US welcomes Iraqi victory in Hawija
US welcomes Iraqi victory in Hawija
Prime Minister Haider A-Abadi had declared victory in Hawija earlier on Thursday during a visit to France.
The town was among the last Daesh strongholds in Iraq after troops retook the northern city of Mosul earlier this year.
Lt. Gen. Paul Funk II, the commanding general of the coalition in Iraq, said: “Our Iraqi partners fought bravely and professionally against a brutal and determined enemy, safeguarding innocent civilians throughout the entire campaign.”
Daesh still maintains a presence in the far western part of Iraq’s sprawling Anbar province, where another US-backed Iraqi offensive is underway.
The capture of Hawija was a boost for the Iraqi government, which faces a separate crisis in the north of the country, where the Kurdish minority last month voted overwhelmingly in support of independence for their autonomous region.
In Hawija, state TV showed footage of Iraqi forces raising flags in one of the town’s squares while Humvees patrolled empty streets littered with car wrecks, houses riddled with bullets and shattered storefronts.
Al-Abadi said the fight against Daesh was now focused on the border zone with Syria.
“This a victory not only for Iraqis but also for the whole world,” the premier said, as he announced the town’s recapture after talks in Paris with French President Emmanuel Macron.
Al-Abadi also urged Kurdish peshmerga forces to keep working with Iraqi forces in the fight against Daesh despite tensions over the independence referendum.
The premier made an appeal to his compatriots saying “we don’t want armed confrontation” among Iraqi forces at a time when the government is ousting Daesh from its last strongholds.
After Thursday’s talks with Al-Abadi about French support for the fight against Daesh and rebuilding Iraqi’s economy, Macron offered for France to mediate between the Iraqi government and Kurds.
Macron said France and others are worried about the situation of the Kurds after last month’s referendum, and said France supports the stability and territorial integrity of Iraq.
He insisted on the importance of “national reconciliation and inclusive governance” that includes Kurds, “with whom France maintains close ties.”
Macron said dialogue “is the only path” and “France is ready to contribute actively to mediation.”
Hawija lies between the two main routes north from Baghdad — to Mosul and to the city of Kirkuk and the autonomous Kurdish region — and its recapture is both a symbolic and a strategic victory for the government.

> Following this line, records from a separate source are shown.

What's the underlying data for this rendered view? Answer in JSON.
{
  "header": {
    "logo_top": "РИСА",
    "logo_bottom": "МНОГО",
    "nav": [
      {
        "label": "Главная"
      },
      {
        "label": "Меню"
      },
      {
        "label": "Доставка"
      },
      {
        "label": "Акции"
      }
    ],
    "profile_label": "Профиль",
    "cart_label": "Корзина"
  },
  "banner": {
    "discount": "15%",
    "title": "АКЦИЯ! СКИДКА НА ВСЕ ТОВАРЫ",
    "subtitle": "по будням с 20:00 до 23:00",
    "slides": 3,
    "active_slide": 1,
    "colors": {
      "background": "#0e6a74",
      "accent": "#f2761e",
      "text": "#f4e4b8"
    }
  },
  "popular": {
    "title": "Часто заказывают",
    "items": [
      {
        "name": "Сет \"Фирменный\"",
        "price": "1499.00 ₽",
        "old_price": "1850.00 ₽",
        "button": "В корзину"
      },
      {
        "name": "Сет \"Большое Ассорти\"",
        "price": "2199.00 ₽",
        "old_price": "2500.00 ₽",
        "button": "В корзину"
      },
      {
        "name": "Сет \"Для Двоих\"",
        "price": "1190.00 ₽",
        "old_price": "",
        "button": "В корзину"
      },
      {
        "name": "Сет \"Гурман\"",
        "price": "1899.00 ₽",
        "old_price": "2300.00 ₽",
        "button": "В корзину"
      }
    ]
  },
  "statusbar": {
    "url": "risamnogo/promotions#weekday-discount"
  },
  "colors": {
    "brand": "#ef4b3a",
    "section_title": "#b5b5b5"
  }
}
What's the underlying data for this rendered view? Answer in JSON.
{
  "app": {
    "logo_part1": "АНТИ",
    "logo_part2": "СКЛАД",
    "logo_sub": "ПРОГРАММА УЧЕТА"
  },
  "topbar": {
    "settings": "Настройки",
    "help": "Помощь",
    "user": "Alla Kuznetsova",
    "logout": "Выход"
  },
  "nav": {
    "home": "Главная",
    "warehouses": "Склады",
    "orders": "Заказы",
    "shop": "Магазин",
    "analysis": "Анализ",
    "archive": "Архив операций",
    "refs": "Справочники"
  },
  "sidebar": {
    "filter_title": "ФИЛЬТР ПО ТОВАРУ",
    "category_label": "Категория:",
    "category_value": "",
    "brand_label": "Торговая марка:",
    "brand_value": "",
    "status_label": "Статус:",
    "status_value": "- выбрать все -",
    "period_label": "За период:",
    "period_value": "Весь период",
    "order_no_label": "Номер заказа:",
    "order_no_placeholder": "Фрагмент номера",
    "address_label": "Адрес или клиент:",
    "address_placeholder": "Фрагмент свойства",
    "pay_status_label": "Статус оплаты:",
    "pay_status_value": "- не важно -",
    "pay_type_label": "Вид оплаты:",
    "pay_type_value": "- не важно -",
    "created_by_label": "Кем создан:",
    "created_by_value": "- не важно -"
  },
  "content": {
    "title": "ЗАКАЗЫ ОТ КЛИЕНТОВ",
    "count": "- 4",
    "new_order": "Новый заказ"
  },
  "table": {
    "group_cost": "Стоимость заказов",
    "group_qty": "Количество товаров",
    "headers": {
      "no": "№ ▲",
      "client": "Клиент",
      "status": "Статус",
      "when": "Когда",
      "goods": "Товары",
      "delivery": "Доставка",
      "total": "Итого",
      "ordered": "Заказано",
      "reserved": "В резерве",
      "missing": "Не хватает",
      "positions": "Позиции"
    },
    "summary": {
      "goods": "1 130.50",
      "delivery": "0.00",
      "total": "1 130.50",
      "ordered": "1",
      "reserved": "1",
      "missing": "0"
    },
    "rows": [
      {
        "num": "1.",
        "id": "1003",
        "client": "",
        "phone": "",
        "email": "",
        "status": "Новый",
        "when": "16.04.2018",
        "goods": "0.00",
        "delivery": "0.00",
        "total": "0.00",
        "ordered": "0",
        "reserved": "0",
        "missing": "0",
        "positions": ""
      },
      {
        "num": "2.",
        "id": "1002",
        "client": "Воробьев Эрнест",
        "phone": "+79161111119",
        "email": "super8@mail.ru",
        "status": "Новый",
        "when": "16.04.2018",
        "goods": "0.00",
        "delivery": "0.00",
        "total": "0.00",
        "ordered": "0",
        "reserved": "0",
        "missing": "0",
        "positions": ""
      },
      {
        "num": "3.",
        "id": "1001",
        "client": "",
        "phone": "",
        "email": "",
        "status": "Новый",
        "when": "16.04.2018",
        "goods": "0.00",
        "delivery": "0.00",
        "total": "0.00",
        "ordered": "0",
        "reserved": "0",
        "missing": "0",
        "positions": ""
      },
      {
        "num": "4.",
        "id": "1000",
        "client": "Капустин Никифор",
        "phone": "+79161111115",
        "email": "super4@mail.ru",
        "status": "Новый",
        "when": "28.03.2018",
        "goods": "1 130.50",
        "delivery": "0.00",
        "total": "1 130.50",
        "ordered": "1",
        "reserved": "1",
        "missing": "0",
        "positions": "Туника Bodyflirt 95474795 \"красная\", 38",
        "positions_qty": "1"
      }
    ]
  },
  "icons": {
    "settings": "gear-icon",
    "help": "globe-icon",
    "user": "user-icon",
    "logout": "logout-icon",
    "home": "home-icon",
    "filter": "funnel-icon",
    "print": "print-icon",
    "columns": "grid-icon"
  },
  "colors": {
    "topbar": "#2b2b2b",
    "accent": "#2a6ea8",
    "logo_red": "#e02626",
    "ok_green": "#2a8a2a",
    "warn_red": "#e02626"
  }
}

There was no immediate word on the fate of civilians in Hawija.
The UN said this week that an estimated 12,500 people had fled since the launch of the offensive to retake the town and surrounding areas last month.
The UN’s humanitarian affairs office said the number of people still in the town was unknown but could be as high as 78,000.
It said humanitarian agencies had set up checkpoints, camps and emergency sites capable of receiving more than 70,000 people who could flee.
The Norwegian Refugee Council said many of those arriving in the camps had little more than the clothes on their backs.
“In addition to the terror they have experienced during years under the control of the IS group (Daesh), many of the families who are arriving are malnourished,” said its acting area manager, Silvia Beccacece.
Drought-hit Iraq suspends farming of key crops
BAGHDAD: An unusually bad drought has forced Iraq to suspend the cultivation of rice, corn and other cereals that demand large amounts of water, the agriculture ministry said Monday.
“The agricultural plan for the summer” was modified “because the quantities of water needed for these cereals are not available,” spokesman Hamid Al-Nayef said.
“The ministry does not take this decision light heartedly,” he said, adding that cereal crops would no longer be grown without authorization from the ministry of water resources.
Rice is a staple of the Iraqi diet.
Nicknamed the “land of the two rivers” due to the presence of the Tigris and Euphrates, Iraq has for years seen its water resources decrease.
Beyond this year’s dramatic lack of rain, experts say a central reason for Iraq’s creeping drought is the regional sharing of its water resources.
Neighbouring Turkey and Iran in recent years have both rerouted cross-border water sources they share with Iraq.
The start in late June of Turkey’s controversial Ilisu dam on the Tigris river is expected to bring a new blow to agriculture and livelihoods across the country.
The dam has provoked anger and concern across Iraq’s agricultural community and from Iraqi authorities, already facing social unrest over chronic electricity shortages across the country.